If a line in the data has the string "format", please show it.

--- --- ---

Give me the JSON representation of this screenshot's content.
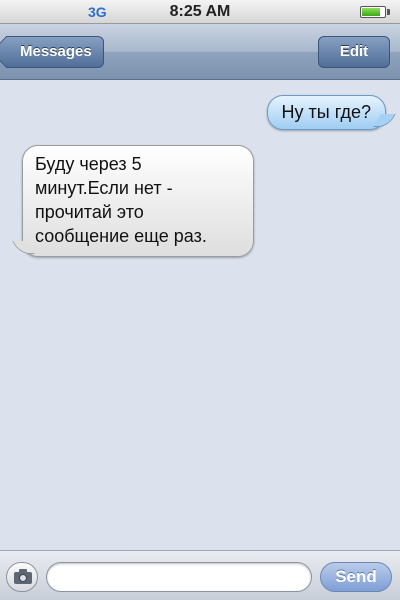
{
  "status_bar": {
    "network": "3G",
    "time": "8:25 AM",
    "battery_level": 0.85
  },
  "nav_bar": {
    "back_label": "Messages",
    "edit_label": "Edit"
  },
  "messages": [
    {
      "direction": "outgoing",
      "text": "Ну ты где?"
    },
    {
      "direction": "incoming",
      "text": "Буду через 5 минут.Если нет - прочитай это сообщение еще раз."
    }
  ],
  "input_bar": {
    "placeholder": "",
    "value": "",
    "send_label": "Send",
    "camera_icon": "camera-icon"
  },
  "colors": {
    "background": "#dbe2ed",
    "nav_bar": "#8ea3bd",
    "outgoing_bubble": "#9fcdf3",
    "incoming_bubble": "#ffffff",
    "network_text": "#2f6fc9"
  }
}
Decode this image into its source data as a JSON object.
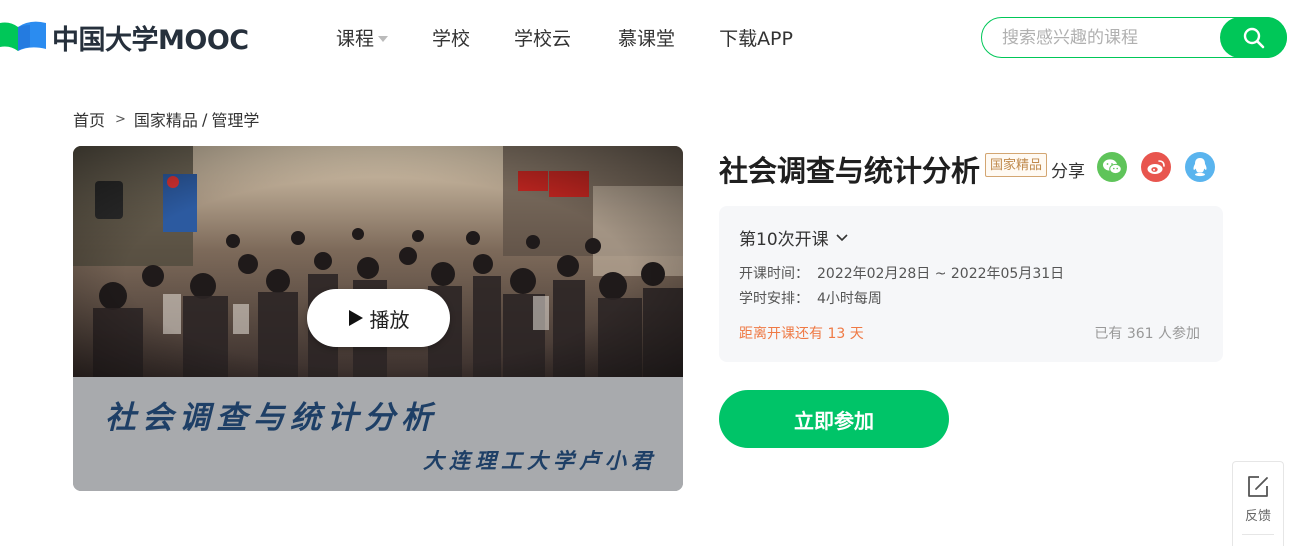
{
  "header": {
    "logo_text": "中国大学MOOC",
    "nav": [
      {
        "label": "课程",
        "has_dropdown": true
      },
      {
        "label": "学校"
      },
      {
        "label": "学校云"
      },
      {
        "label": "慕课堂"
      },
      {
        "label": "下载APP"
      }
    ],
    "search": {
      "placeholder": "搜索感兴趣的课程",
      "value": ""
    }
  },
  "breadcrumb": {
    "home": "首页",
    "separator": ">",
    "category": "国家精品",
    "slash": "/",
    "subcategory": "管理学"
  },
  "cover": {
    "title": "社会调查与统计分析",
    "author": "大连理工大学卢小君",
    "play_label": "播放"
  },
  "course": {
    "title": "社会调查与统计分析",
    "badge": "国家精品",
    "share_label": "分享",
    "share_icons": [
      "wechat-icon",
      "weibo-icon",
      "qq-icon"
    ],
    "session": "第10次开课",
    "schedule_label": "开课时间：",
    "schedule_value": "2022年02月28日 ~ 2022年05月31日",
    "workload_label": "学时安排：",
    "workload_value": "4小时每周",
    "countdown": "距离开课还有 13 天",
    "enrolled": "已有 361 人参加",
    "join_label": "立即参加"
  },
  "feedback": {
    "label": "反馈"
  },
  "colors": {
    "brand_green": "#00c758",
    "countdown_orange": "#ef7a45",
    "badge_gold": "#c08a4c",
    "wechat": "#5fc45a",
    "weibo": "#e8554e",
    "qq": "#5ab4ee"
  }
}
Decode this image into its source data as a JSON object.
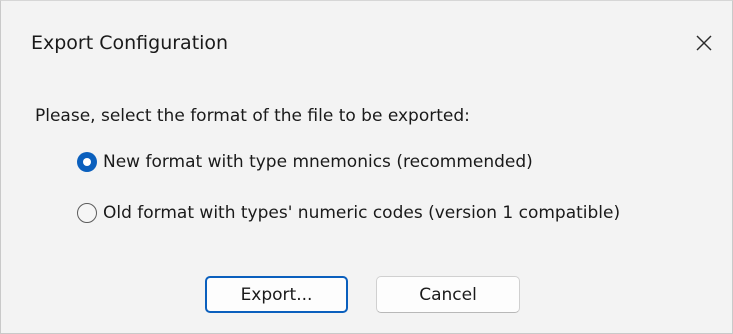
{
  "window": {
    "title": "Export Configuration",
    "close_icon": "close-icon"
  },
  "dialog": {
    "prompt": "Please, select the format of the file to be exported:",
    "options": [
      {
        "label": "New format with type mnemonics (recommended)",
        "selected": true
      },
      {
        "label": "Old format with types' numeric codes (version 1 compatible)",
        "selected": false
      }
    ],
    "buttons": {
      "export_label": "Export...",
      "cancel_label": "Cancel"
    }
  },
  "colors": {
    "accent": "#0a5fbd",
    "dialog_background": "#f3f3f3"
  }
}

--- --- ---

◆ Problem solution:
    "prompt": "Please, select the format of the file to be exported:",
        "label": "New format with type mnemonics (recommended)",
        "label": "Old format with types' numeric codes (version 1 compatible)",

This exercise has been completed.